Louise Farrenc was one of the most prominent musicians in mid-19th Century Paris. She was a respected concert pianist and composer. She’s best remembered for her chamber music — and this release demonstrates why.
The three works on this album were composed between 1852 and 1856. and they’re all finely crafted compositions.
In general, Farrenc’s style reminds me somewhat of Mendelssohn’s — with a difference. Farrenc’s music seems a little sturdier and more substantial. Farrenc was an exceptional pianist. Her writing for the instrument in chamber settings is both imaginative and idiomatic. The piano passages aren’t especially showy — Farrenc’s instrument is a team player.
The Wind Sextet was originally written for Farrenc’s colleagues at the Paris Conservatoire. It’s for flute, clarinet, oboe, horn, and bassoon (a standard wind quintet) with piano. Farrenc expertly balances her forces, giving every instrument an opportunity to shine.
The Op. 44 Trio in E-flat is for clarinet, cello, and piano. The Op. 45 Trio — also in E-flat — substitutes the flute for the cello. I’m sure Farrenc’s colleagues enjoyed playing these works. I suspect they also provided Farrenc with feedback.
The clarinet and flute are at the forefront most of the time. And Farrenc’s writing takes full advantage of the capabilities of each instrument. These solo parts are not interchangeable.
The members of the OperaEnsemble perform to perfection. They bring a lightness to this music that makes it all the more appealing.
Louis Farrenc: Wind Sextet, Trios

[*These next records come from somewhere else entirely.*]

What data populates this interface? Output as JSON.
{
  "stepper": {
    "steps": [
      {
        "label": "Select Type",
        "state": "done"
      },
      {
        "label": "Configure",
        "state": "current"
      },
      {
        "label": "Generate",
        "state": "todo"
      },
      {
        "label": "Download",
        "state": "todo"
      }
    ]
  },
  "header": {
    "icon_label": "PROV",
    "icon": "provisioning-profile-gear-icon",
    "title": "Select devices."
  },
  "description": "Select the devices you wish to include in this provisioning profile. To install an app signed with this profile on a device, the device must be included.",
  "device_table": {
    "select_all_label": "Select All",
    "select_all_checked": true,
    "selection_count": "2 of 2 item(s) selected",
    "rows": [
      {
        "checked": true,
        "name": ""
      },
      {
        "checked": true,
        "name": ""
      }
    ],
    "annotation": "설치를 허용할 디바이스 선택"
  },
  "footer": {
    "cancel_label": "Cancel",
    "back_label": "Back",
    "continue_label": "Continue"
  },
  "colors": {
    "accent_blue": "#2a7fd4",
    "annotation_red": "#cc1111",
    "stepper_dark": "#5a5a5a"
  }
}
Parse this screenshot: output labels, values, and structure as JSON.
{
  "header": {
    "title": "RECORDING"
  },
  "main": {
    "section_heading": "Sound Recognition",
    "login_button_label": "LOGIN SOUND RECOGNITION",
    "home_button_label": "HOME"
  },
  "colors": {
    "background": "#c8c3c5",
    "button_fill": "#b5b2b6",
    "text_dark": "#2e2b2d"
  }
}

Wind Sextet in C minor, Op. 40; Clarinet Trio in E-flat major, Op. 44; Piano Trio in E minor, Op. 45
OperaEnsemble; Linda di Carlo, piano